▶ _PROBLEM REQUIREMENTS_: Could you show all lines in the entries below that contain the string "Unity"?

▶ _DATA LISTING_:
========================================================================

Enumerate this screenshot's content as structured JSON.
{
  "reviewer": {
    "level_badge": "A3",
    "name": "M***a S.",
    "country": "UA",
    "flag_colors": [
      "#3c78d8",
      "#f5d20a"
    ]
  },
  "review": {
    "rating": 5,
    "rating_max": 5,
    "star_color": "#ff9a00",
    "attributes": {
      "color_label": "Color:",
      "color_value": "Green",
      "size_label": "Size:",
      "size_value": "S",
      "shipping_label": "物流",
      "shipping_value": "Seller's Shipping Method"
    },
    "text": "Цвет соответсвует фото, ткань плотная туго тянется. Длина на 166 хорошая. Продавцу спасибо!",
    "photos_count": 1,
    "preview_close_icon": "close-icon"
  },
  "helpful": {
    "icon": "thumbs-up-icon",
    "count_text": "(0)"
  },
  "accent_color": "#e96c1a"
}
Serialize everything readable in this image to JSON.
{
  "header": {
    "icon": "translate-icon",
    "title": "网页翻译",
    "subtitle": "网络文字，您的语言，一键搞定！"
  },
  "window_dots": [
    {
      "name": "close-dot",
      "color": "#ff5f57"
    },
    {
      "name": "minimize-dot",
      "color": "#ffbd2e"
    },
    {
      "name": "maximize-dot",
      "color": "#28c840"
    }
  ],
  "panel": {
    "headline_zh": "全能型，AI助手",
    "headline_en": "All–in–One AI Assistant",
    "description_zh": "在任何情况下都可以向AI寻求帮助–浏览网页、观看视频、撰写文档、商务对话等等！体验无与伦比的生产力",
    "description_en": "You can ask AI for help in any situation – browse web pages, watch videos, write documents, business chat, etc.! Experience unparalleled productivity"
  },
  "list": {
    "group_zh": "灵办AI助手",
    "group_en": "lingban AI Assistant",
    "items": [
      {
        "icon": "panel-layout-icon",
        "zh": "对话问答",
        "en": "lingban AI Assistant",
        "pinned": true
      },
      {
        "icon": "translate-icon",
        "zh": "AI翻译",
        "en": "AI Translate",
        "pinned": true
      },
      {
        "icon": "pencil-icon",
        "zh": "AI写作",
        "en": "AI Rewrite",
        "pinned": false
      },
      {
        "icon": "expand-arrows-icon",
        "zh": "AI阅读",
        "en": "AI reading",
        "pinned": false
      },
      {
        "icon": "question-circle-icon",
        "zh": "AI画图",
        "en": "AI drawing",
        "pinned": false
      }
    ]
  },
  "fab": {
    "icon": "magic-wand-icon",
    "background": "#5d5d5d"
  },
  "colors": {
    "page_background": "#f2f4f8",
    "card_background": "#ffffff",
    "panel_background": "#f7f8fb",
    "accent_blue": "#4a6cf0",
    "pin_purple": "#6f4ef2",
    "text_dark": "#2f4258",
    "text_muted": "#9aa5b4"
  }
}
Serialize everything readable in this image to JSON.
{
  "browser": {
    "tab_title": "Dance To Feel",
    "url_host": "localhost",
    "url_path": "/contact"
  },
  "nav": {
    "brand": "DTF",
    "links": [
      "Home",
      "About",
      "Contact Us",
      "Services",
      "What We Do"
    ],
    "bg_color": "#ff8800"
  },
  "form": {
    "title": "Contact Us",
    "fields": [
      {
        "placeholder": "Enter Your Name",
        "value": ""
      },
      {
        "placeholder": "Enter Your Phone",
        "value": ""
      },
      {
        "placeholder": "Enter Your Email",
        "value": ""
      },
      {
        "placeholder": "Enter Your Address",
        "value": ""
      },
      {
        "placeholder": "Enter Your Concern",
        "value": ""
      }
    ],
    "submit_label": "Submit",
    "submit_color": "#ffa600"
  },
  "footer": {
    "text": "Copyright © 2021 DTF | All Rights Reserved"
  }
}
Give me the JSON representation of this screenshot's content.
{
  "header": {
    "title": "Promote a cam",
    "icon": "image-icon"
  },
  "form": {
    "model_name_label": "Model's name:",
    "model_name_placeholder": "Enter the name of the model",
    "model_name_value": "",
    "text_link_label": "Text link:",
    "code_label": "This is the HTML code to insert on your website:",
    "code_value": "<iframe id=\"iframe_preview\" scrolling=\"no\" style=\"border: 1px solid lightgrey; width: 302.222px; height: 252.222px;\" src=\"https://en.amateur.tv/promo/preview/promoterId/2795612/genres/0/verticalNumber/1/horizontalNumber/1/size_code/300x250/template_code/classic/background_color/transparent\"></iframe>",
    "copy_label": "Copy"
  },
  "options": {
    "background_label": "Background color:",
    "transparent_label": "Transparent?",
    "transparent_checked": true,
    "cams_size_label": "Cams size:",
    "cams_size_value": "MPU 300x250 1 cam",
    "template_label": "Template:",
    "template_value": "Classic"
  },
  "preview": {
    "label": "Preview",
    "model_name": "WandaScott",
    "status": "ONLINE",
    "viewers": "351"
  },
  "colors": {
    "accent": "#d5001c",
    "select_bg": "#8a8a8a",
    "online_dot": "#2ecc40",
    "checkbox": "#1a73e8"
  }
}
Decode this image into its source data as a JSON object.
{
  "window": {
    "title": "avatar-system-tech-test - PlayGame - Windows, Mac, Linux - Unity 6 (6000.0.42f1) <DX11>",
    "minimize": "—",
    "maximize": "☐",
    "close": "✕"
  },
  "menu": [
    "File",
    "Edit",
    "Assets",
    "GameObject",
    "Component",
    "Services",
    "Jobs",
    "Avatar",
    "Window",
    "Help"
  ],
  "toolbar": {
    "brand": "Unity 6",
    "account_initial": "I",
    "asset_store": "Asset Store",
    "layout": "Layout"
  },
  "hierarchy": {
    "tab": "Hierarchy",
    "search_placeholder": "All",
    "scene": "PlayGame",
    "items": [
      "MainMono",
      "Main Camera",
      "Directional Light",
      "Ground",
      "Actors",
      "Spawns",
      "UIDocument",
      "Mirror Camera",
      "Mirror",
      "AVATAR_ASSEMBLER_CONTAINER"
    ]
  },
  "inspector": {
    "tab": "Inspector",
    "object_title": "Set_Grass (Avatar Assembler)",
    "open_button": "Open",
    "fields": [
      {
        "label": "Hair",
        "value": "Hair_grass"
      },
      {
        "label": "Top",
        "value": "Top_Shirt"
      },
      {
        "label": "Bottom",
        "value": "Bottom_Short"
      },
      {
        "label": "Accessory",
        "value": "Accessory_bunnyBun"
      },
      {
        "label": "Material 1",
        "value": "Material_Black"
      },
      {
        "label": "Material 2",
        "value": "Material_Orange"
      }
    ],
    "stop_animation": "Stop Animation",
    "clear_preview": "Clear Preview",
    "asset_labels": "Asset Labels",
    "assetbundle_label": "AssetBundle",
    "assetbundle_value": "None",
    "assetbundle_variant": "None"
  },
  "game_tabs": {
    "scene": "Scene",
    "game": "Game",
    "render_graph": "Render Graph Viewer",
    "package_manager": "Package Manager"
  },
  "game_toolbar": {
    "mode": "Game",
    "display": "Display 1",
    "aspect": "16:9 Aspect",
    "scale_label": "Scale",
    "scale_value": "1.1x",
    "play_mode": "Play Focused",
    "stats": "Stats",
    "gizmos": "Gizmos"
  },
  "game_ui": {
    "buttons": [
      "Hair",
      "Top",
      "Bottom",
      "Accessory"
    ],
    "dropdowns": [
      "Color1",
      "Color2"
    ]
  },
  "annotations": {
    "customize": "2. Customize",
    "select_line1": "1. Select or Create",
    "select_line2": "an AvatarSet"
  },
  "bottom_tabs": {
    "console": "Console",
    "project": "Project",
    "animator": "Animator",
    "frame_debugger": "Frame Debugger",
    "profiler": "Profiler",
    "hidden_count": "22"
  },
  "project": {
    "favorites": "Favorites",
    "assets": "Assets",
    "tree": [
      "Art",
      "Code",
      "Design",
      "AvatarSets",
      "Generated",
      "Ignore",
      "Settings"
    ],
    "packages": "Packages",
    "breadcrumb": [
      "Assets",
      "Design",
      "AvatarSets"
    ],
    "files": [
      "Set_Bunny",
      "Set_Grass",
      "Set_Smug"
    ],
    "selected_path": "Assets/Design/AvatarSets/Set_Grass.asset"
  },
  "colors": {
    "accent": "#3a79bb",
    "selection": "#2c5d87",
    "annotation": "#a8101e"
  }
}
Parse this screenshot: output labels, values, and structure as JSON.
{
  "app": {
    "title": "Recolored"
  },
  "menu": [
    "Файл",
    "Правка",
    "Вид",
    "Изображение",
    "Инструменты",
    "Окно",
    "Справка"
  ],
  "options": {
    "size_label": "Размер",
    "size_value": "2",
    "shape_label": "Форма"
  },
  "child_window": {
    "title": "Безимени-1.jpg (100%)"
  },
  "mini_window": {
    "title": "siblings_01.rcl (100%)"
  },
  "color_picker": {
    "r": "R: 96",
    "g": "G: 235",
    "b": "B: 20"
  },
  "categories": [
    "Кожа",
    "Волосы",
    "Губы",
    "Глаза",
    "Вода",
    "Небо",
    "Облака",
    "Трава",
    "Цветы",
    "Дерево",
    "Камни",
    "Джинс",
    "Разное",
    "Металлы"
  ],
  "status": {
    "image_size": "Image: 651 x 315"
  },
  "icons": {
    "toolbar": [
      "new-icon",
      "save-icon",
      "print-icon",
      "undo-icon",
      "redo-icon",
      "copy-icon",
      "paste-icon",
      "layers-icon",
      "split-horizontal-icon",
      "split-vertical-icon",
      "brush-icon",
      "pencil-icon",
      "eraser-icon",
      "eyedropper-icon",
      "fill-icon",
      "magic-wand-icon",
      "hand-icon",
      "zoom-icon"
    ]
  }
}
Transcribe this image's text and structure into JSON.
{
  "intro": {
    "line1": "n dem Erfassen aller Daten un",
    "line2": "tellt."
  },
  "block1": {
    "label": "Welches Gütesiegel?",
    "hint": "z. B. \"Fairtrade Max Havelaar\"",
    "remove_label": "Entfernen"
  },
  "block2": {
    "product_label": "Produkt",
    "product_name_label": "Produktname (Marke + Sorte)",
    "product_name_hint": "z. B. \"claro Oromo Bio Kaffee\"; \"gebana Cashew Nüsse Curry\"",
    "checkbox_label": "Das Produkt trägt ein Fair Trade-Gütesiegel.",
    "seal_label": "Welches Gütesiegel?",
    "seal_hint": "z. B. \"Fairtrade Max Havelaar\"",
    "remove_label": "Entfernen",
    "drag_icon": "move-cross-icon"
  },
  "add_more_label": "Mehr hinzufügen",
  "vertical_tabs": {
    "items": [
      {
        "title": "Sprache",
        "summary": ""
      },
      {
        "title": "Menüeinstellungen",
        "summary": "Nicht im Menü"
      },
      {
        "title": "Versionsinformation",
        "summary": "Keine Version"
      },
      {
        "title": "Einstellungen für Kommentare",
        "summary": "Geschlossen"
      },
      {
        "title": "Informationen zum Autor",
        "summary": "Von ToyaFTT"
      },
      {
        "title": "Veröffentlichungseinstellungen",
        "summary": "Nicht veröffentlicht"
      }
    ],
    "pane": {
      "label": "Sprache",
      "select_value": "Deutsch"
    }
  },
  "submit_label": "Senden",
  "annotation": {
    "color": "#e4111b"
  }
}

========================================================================

▶ _RESULT BELOW_:
    "title": "avatar-system-tech-test - PlayGame - Windows, Mac, Linux - Unity 6 (6000.0.42f1) <DX11>",
    "brand": "Unity 6",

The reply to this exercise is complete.